WHAT TO PRODUCE
Among the entries, which lines carry the string "불변객체"? Copy each of them.

Stored data
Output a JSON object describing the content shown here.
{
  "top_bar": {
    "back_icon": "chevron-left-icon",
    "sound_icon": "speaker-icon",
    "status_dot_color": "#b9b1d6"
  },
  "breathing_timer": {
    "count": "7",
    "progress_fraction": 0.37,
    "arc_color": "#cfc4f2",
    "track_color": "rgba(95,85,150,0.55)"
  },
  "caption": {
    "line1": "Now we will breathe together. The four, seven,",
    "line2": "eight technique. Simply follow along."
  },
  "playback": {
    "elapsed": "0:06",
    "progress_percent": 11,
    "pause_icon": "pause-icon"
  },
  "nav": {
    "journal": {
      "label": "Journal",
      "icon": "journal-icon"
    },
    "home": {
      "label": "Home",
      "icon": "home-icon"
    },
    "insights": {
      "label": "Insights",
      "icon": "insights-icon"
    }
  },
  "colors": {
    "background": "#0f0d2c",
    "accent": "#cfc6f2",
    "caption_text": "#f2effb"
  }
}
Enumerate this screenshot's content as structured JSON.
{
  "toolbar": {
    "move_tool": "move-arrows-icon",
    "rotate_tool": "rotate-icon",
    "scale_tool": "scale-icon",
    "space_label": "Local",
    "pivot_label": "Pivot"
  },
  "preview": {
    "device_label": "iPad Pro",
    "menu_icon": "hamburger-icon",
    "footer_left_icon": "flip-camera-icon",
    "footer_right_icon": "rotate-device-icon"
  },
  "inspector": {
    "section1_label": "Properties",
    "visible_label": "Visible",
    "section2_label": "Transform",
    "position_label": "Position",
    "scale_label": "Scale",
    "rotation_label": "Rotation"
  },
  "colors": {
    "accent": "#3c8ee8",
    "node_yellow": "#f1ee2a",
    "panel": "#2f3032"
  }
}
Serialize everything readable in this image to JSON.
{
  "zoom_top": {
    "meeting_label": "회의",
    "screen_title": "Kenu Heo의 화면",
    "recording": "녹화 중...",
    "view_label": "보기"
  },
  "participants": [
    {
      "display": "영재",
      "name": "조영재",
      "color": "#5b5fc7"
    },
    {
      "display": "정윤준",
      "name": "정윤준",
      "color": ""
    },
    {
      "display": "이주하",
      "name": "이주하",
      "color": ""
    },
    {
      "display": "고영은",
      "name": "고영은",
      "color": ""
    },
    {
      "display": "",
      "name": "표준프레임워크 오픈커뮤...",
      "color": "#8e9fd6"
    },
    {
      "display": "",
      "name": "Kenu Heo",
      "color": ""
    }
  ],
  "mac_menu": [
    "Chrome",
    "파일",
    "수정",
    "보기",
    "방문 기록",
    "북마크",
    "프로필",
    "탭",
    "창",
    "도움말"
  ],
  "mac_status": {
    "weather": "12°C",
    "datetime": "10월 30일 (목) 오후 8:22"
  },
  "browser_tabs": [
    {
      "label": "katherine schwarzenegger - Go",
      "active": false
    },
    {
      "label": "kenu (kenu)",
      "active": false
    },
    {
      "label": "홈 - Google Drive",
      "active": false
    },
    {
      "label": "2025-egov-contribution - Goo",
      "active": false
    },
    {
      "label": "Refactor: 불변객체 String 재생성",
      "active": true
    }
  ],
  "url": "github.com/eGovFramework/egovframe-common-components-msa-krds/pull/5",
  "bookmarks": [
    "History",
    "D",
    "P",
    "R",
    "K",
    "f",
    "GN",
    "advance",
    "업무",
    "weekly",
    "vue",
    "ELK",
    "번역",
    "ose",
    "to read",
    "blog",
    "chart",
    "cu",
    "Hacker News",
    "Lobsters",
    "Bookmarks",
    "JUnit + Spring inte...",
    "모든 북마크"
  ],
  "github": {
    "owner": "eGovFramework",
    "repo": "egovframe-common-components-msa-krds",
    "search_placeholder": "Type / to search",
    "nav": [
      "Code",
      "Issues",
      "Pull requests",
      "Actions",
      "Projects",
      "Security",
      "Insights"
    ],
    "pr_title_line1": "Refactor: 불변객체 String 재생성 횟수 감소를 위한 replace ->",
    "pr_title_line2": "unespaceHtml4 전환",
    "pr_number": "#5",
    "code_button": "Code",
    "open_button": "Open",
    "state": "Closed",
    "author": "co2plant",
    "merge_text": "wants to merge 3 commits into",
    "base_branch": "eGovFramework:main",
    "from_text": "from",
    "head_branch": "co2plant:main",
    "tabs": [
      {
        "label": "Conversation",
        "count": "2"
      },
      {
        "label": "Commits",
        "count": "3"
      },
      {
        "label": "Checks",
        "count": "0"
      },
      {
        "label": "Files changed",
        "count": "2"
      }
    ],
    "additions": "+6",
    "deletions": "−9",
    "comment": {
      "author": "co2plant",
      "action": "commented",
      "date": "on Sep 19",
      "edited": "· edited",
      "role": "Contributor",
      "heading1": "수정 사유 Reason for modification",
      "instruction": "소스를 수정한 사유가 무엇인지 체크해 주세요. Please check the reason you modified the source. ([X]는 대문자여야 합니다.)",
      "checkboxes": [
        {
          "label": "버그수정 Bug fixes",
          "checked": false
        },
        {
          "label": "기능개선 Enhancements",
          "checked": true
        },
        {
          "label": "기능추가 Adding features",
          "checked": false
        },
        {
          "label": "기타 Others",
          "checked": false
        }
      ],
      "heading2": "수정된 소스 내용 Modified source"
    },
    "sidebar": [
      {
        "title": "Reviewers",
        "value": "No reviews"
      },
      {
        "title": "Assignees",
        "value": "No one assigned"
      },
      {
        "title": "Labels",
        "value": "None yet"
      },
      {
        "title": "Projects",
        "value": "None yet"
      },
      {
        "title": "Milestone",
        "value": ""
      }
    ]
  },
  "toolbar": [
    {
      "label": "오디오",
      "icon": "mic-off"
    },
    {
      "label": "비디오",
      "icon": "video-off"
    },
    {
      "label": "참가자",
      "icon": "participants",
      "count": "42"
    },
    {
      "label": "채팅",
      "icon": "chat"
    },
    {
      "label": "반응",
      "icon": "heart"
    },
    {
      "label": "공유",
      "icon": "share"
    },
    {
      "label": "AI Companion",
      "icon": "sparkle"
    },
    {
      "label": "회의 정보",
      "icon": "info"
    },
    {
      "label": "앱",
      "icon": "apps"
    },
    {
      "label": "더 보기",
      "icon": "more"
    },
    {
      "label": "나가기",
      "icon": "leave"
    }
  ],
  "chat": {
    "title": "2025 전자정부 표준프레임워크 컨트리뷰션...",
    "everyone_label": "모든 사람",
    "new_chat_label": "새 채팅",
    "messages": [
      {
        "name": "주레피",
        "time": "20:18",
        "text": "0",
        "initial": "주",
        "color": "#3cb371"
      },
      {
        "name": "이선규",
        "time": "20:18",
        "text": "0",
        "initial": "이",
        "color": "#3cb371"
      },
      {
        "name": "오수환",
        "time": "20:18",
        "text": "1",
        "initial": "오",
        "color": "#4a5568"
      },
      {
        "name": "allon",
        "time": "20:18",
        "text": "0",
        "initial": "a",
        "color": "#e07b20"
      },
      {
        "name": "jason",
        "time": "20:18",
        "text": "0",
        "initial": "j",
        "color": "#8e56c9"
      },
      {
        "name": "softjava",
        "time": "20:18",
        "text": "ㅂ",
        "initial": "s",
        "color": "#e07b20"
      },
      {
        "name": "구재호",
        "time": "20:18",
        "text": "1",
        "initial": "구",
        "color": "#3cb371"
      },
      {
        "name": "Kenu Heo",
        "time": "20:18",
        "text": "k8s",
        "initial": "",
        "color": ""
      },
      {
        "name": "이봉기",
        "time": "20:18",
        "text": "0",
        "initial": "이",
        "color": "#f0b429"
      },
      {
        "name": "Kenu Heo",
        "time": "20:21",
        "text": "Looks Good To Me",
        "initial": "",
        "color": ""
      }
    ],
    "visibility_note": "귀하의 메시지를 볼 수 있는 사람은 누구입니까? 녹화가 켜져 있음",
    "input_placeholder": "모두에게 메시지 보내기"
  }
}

ANSWER TO THE PROBLEM
      "label": "Refactor: 불변객체 String 재생성",
    "pr_title_line1": "Refactor: 불변객체 String 재생성 횟수 감소를 위한 replace ->",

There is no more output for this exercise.